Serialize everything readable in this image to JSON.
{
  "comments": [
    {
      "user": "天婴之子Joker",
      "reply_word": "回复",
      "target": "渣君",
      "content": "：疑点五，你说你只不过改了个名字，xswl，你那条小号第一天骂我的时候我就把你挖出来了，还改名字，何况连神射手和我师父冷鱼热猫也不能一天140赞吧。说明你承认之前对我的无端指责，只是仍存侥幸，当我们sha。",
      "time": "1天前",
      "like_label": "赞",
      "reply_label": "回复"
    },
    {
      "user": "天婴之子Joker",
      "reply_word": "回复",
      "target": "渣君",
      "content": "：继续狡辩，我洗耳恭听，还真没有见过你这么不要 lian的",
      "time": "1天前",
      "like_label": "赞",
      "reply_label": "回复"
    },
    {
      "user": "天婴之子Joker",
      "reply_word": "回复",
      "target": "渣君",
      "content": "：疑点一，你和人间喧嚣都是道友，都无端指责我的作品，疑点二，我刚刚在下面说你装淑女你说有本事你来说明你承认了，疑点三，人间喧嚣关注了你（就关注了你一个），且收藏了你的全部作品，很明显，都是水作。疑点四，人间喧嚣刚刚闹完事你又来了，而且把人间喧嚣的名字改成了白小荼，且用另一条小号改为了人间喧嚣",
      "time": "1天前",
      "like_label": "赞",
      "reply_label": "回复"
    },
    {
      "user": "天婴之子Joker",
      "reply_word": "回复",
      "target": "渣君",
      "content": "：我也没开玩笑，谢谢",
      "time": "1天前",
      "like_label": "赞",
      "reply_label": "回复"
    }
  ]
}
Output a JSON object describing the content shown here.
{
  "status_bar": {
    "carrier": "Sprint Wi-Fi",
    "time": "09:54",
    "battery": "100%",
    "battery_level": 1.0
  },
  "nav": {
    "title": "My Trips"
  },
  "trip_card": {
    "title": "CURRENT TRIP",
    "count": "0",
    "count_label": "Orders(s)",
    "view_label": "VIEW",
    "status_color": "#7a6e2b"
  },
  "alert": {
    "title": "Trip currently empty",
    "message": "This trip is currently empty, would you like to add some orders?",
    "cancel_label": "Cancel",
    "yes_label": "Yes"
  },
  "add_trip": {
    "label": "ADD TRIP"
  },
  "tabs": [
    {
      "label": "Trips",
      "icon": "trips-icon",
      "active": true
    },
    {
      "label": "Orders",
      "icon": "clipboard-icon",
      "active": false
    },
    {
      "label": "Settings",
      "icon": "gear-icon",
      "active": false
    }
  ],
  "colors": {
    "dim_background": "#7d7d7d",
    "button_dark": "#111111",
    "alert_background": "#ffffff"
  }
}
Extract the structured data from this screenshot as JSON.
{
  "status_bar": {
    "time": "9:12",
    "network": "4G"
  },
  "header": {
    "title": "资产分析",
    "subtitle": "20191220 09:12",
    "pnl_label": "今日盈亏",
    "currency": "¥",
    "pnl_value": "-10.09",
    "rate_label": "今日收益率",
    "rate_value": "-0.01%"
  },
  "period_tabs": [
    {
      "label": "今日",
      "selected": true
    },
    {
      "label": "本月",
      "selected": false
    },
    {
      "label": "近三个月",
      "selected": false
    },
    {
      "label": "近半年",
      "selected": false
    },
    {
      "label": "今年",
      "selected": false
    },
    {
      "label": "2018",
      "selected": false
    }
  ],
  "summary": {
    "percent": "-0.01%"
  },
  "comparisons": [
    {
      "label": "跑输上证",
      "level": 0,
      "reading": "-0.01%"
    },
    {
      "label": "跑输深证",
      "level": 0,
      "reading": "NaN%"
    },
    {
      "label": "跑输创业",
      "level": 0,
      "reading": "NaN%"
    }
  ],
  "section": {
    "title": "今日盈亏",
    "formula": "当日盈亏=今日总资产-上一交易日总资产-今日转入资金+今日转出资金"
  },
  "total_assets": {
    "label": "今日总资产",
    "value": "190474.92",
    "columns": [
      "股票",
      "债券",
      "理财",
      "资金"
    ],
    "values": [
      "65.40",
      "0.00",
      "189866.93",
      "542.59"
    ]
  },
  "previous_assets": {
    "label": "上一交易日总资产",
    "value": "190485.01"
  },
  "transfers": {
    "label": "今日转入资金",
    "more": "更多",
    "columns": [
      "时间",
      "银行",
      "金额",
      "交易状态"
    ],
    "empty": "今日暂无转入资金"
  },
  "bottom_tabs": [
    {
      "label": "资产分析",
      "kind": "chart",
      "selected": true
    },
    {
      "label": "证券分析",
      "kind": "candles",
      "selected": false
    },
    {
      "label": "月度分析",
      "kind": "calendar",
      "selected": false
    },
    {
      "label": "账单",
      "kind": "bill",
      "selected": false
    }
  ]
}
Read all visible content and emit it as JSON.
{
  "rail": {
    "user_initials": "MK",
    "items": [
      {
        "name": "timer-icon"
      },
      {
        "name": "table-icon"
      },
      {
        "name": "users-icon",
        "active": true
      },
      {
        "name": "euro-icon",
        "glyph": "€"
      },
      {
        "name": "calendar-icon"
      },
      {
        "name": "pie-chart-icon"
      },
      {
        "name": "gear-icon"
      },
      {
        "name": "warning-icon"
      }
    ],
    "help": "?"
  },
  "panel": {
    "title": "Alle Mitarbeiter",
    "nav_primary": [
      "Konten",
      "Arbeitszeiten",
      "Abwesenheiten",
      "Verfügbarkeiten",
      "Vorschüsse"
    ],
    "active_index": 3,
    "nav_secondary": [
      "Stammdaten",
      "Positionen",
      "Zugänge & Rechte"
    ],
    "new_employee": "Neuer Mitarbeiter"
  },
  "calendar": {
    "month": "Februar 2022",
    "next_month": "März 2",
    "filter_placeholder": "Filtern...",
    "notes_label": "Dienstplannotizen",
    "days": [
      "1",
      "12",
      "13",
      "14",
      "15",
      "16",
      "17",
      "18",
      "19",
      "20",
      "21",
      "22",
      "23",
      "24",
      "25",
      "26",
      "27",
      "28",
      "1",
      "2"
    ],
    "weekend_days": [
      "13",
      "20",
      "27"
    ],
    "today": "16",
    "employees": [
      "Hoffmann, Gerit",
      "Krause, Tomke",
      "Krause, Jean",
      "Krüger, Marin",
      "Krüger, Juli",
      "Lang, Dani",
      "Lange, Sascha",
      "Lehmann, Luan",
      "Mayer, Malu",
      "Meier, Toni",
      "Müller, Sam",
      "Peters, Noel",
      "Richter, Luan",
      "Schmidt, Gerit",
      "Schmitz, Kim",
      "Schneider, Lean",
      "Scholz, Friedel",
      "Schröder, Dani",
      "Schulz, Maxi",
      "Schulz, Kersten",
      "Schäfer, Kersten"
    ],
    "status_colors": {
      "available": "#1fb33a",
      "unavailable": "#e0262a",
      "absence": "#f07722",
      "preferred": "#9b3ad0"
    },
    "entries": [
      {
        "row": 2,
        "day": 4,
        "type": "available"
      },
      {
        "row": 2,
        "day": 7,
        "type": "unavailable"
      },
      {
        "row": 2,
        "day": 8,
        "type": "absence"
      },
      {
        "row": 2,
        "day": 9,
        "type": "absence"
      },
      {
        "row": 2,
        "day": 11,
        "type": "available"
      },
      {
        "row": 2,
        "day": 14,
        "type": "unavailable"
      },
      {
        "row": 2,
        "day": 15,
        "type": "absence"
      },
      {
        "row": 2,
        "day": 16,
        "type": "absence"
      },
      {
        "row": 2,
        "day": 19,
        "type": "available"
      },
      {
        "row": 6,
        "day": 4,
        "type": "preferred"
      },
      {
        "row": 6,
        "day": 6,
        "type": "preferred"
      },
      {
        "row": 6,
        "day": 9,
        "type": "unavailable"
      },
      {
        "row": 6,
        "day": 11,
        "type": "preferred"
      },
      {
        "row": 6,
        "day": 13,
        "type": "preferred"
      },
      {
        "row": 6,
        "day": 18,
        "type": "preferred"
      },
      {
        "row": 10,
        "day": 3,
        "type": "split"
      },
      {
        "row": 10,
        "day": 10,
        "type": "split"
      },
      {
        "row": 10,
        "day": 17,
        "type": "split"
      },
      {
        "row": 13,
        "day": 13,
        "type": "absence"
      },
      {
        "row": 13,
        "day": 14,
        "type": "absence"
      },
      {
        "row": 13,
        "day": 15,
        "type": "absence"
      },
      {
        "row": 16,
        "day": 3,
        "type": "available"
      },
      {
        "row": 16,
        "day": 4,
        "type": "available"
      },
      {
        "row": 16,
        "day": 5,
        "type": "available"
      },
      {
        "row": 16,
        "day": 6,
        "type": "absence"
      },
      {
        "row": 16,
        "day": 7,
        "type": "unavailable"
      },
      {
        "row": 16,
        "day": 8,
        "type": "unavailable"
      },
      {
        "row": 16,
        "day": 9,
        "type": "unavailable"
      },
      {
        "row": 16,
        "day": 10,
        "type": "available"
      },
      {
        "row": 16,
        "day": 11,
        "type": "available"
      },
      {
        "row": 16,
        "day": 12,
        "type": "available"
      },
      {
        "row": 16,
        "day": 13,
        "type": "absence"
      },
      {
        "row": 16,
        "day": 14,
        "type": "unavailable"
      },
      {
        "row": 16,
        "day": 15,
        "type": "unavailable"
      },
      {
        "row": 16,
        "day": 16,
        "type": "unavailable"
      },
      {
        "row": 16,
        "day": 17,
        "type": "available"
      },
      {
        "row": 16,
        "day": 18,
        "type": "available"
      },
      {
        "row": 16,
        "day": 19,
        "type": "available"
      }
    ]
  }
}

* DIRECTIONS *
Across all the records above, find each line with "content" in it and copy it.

* WRITTEN RESPONSE *
      "content": "：疑点五，你说你只不过改了个名字，xswl，你那条小号第一天骂我的时候我就把你挖出来了，还改名字，何况连神射手和我师父冷鱼热猫也不能一天140赞吧。说明你承认之前对我的无端指责，只是仍存侥幸，当我们sha。",
      "content": "：继续狡辩，我洗耳恭听，还真没有见过你这么不要 lian的",
      "content": "：疑点一，你和人间喧嚣都是道友，都无端指责我的作品，疑点二，我刚刚在下面说你装淑女你说有本事你来说明你承认了，疑点三，人间喧嚣关注了你（就关注了你一个），且收藏了你的全部作品，很明显，都是水作。疑点四，人间喧嚣刚刚闹完事你又来了，而且把人间喧嚣的名字改成了白小荼，且用另一条小号改为了人间喧嚣",
      "content": "：我也没开玩笑，谢谢",
Output a JSON object describing the content shown here.
Read all visible content and emit it as JSON.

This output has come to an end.